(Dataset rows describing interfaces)

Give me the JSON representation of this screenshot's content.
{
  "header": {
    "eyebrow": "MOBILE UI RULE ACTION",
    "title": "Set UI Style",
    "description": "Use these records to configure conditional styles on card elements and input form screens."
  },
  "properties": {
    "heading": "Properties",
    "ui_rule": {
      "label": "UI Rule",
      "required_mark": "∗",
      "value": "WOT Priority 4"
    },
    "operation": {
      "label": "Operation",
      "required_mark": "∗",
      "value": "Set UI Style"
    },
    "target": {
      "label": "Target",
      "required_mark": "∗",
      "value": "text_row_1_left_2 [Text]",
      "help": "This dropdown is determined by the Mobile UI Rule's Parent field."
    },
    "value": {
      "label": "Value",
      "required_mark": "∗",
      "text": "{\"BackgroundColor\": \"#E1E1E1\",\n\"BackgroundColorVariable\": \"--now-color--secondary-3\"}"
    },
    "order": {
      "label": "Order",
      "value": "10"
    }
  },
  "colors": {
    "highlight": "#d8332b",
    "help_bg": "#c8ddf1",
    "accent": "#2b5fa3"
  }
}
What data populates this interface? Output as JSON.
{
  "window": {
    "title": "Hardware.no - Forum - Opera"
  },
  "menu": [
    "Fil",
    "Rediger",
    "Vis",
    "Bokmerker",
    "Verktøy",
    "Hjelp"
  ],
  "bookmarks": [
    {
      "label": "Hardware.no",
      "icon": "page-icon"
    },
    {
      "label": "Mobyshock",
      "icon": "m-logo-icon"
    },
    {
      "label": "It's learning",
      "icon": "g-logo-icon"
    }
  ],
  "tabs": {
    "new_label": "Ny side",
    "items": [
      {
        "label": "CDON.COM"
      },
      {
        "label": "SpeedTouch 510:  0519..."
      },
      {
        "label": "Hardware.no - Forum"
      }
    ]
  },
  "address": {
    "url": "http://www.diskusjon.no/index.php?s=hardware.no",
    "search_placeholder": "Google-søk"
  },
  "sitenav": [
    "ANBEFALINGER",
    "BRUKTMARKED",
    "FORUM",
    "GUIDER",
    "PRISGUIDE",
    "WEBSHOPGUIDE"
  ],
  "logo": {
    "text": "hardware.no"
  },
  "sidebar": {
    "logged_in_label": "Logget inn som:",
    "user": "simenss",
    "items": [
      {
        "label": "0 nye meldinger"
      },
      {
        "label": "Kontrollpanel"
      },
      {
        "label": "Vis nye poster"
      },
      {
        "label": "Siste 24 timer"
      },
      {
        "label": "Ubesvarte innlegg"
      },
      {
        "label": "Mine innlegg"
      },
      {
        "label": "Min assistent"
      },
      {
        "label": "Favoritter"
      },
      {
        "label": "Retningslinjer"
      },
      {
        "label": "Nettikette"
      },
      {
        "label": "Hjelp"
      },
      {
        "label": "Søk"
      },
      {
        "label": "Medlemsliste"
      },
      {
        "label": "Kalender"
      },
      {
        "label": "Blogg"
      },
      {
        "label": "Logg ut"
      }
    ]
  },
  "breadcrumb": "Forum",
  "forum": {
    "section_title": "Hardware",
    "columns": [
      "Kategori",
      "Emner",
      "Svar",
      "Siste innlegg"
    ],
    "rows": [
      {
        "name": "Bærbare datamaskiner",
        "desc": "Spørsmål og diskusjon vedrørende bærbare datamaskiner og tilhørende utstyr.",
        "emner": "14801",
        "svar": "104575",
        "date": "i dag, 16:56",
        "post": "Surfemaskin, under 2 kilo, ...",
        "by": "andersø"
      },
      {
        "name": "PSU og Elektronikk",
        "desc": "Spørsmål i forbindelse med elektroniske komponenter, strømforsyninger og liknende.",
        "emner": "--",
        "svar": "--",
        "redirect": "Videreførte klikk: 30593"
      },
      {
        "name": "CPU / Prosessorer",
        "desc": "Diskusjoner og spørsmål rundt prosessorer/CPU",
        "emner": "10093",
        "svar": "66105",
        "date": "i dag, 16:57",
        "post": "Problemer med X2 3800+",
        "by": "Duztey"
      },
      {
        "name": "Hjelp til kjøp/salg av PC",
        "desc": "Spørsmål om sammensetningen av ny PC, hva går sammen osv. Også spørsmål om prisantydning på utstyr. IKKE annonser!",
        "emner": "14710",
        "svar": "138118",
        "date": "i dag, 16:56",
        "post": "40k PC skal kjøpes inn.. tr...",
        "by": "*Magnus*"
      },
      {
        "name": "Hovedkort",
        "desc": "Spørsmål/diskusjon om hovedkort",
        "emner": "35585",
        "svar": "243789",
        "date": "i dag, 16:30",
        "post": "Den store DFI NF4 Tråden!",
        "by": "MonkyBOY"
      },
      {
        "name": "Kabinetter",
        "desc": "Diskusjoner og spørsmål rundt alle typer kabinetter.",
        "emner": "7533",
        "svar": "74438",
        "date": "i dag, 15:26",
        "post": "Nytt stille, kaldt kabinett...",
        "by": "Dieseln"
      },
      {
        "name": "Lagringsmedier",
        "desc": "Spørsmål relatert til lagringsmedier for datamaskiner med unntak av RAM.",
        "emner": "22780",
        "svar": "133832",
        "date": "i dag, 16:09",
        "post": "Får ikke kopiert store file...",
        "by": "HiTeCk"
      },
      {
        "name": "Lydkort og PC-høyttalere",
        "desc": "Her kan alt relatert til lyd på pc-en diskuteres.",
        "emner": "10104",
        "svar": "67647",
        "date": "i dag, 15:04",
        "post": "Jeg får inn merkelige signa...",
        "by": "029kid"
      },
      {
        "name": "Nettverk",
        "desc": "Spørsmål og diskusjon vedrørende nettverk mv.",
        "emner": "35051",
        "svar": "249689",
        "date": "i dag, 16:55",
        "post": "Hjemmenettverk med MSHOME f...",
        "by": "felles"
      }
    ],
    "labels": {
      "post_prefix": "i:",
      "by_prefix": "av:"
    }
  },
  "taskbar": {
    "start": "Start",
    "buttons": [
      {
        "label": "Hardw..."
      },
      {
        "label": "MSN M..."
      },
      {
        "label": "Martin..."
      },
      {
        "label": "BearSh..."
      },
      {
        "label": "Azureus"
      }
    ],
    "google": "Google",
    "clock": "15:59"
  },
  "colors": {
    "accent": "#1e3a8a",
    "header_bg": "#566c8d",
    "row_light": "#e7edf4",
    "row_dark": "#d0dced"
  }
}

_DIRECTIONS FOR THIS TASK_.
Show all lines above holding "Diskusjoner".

_ANSWER AREA_.
        "desc": "Diskusjoner og spørsmål rundt prosessorer/CPU",
        "desc": "Diskusjoner og spørsmål rundt alle typer kabinetter.",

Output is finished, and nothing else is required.